[Given information — start]

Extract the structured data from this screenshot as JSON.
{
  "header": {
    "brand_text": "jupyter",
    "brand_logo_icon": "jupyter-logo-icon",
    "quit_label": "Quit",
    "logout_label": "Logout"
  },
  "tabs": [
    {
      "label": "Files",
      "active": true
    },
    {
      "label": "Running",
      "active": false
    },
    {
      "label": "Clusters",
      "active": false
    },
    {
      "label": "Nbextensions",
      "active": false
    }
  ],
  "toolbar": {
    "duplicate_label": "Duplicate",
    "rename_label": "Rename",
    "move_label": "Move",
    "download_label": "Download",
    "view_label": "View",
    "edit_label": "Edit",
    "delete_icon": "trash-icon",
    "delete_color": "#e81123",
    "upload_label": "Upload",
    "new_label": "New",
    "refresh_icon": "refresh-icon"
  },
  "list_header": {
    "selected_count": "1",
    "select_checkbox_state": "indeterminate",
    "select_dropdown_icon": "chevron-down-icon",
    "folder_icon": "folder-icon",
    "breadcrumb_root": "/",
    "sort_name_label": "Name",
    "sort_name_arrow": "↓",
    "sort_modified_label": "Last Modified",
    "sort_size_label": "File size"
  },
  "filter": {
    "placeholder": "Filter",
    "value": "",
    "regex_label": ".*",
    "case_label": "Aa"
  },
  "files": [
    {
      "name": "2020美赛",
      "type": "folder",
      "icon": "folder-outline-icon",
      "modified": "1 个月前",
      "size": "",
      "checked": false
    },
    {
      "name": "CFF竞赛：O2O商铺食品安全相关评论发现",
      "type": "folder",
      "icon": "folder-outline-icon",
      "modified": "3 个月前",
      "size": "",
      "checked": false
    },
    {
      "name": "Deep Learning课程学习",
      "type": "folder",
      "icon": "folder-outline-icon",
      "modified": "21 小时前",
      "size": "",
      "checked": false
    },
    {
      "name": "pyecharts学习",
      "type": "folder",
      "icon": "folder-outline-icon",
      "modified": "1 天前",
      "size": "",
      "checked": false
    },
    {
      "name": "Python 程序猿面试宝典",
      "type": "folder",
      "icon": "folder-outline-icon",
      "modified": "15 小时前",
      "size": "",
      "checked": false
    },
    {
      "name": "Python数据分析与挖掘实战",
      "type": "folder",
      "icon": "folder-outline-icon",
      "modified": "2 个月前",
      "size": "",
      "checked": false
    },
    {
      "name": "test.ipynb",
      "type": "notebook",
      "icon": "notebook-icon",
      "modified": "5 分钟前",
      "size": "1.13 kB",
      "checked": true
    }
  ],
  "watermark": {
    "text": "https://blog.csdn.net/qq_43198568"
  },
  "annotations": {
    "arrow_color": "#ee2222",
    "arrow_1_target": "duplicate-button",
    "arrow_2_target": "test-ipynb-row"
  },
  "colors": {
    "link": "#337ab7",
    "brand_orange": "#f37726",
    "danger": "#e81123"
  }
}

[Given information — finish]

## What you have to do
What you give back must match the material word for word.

## Written response
Extract the structured data from this screenshot as JSON.
{
  "header": {
    "brand_text": "jupyter",
    "brand_logo_icon": "jupyter-logo-icon",
    "quit_label": "Quit",
    "logout_label": "Logout"
  },
  "tabs": [
    {
      "label": "Files",
      "active": true
    },
    {
      "label": "Running",
      "active": false
    },
    {
      "label": "Clusters",
      "active": false
    },
    {
      "label": "Nbextensions",
      "active": false
    }
  ],
  "toolbar": {
    "duplicate_label": "Duplicate",
    "rename_label": "Rename",
    "move_label": "Move",
    "download_label": "Download",
    "view_label": "View",
    "edit_label": "Edit",
    "delete_icon": "trash-icon",
    "delete_color": "#e81123",
    "upload_label": "Upload",
    "new_label": "New",
    "refresh_icon": "refresh-icon"
  },
  "list_header": {
    "selected_count": "1",
    "select_checkbox_state": "indeterminate",
    "select_dropdown_icon": "chevron-down-icon",
    "folder_icon": "folder-icon",
    "breadcrumb_root": "/",
    "sort_name_label": "Name",
    "sort_name_arrow": "↓",
    "sort_modified_label": "Last Modified",
    "sort_size_label": "File size"
  },
  "filter": {
    "placeholder": "Filter",
    "value": "",
    "regex_label": ".*",
    "case_label": "Aa"
  },
  "files": [
    {
      "name": "2020美赛",
      "type": "folder",
      "icon": "folder-outline-icon",
      "modified": "1 个月前",
      "size": "",
      "checked": false
    },
    {
      "name": "CFF竞赛：O2O商铺食品安全相关评论发现",
      "type": "folder",
      "icon": "folder-outline-icon",
      "modified": "3 个月前",
      "size": "",
      "checked": false
    },
    {
      "name": "Deep Learning课程学习",
      "type": "folder",
      "icon": "folder-outline-icon",
      "modified": "21 小时前",
      "size": "",
      "checked": false
    },
    {
      "name": "pyecharts学习",
      "type": "folder",
      "icon": "folder-outline-icon",
      "modified": "1 天前",
      "size": "",
      "checked": false
    },
    {
      "name": "Python 程序猿面试宝典",
      "type": "folder",
      "icon": "folder-outline-icon",
      "modified": "15 小时前",
      "size": "",
      "checked": false
    },
    {
      "name": "Python数据分析与挖掘实战",
      "type": "folder",
      "icon": "folder-outline-icon",
      "modified": "2 个月前",
      "size": "",
      "checked": false
    },
    {
      "name": "test.ipynb",
      "type": "notebook",
      "icon": "notebook-icon",
      "modified": "5 分钟前",
      "size": "1.13 kB",
      "checked": true
    }
  ],
  "watermark": {
    "text": "https://blog.csdn.net/qq_43198568"
  },
  "annotations": {
    "arrow_color": "#ee2222",
    "arrow_1_target": "duplicate-button",
    "arrow_2_target": "test-ipynb-row"
  },
  "colors": {
    "link": "#337ab7",
    "brand_orange": "#f37726",
    "danger": "#e81123"
  }
}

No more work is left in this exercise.